**PROBLEM TO WORK ON**
Tally the lines of the records that contain the string "Country", then give the total and nothing more.

**RECORDS FOR PROCESSING**

__________

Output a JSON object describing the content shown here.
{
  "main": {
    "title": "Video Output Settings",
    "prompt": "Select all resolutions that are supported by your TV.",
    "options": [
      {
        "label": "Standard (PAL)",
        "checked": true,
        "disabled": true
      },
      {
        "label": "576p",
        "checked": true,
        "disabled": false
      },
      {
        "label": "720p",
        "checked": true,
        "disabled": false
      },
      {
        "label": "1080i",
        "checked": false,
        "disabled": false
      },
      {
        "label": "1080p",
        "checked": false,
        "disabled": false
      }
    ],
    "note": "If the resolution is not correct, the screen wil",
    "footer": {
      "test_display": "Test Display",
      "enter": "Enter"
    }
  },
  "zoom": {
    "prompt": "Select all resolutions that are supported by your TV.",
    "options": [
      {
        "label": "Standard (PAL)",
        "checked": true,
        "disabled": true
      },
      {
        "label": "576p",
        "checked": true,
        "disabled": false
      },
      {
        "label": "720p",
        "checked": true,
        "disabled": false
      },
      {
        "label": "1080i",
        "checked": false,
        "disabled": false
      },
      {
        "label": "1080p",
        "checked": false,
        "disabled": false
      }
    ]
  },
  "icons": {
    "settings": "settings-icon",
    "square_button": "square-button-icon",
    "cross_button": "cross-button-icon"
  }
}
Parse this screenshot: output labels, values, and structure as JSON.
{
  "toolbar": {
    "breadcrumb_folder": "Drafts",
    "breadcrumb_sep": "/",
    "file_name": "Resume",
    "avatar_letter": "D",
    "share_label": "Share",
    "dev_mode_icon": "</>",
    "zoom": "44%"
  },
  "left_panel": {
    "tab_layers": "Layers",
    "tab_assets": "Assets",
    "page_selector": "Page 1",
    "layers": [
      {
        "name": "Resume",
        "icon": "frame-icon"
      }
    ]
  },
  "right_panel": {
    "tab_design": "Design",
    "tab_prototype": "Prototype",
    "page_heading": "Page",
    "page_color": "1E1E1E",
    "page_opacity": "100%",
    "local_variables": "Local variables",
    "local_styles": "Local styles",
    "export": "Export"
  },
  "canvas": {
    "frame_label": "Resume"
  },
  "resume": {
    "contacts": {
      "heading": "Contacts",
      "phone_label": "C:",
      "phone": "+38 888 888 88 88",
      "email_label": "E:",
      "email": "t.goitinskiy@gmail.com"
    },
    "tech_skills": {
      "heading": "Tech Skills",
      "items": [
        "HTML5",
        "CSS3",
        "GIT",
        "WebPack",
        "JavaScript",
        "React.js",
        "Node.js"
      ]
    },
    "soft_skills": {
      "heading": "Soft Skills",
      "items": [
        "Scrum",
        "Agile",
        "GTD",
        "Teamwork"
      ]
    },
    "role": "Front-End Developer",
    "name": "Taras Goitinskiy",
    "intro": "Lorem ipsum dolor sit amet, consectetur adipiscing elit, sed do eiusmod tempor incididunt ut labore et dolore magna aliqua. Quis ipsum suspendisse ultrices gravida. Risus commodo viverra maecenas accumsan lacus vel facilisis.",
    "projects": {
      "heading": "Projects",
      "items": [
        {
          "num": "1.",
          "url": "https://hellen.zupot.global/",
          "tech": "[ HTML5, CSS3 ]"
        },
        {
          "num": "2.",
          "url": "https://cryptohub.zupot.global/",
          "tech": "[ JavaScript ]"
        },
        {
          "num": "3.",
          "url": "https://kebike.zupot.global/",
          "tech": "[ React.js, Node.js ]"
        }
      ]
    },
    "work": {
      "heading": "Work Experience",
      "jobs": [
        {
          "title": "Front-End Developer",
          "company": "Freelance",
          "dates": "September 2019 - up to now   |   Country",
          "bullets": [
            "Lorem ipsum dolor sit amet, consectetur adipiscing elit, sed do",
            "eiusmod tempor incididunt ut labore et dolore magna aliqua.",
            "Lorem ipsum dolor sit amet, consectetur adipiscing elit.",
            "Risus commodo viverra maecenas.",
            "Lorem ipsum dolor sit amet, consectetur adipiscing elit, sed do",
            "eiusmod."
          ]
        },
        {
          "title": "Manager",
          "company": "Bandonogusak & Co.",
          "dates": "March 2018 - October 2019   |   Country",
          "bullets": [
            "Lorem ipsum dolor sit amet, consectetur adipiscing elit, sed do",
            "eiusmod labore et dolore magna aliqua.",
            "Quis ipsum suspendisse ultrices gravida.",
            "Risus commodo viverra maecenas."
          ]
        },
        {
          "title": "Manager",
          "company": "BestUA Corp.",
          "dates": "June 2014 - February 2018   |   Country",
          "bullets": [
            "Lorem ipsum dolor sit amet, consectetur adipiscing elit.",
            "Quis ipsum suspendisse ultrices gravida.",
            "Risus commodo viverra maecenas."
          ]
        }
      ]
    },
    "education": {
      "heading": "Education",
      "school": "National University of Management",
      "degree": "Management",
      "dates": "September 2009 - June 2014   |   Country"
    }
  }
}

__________

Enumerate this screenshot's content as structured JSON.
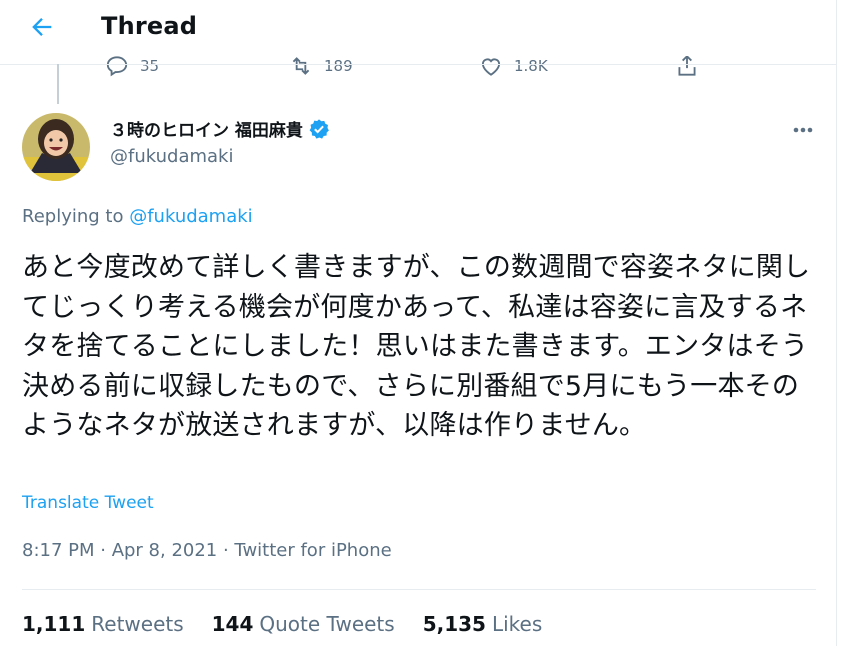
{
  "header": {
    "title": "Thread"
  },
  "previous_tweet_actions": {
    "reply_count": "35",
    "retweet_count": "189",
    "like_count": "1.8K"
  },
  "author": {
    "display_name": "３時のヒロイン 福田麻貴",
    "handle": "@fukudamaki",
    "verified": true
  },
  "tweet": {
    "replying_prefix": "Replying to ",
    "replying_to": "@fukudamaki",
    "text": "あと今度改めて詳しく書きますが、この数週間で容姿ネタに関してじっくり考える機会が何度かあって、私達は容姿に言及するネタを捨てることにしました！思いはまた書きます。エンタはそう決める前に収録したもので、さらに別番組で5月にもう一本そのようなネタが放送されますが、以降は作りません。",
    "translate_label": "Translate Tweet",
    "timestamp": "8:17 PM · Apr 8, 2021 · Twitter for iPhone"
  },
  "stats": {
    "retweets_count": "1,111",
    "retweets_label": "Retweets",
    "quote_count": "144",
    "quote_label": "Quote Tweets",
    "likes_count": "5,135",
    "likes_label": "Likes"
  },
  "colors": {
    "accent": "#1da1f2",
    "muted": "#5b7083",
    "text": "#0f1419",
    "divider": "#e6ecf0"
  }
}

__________

**EXERCISE RESPONSE**
4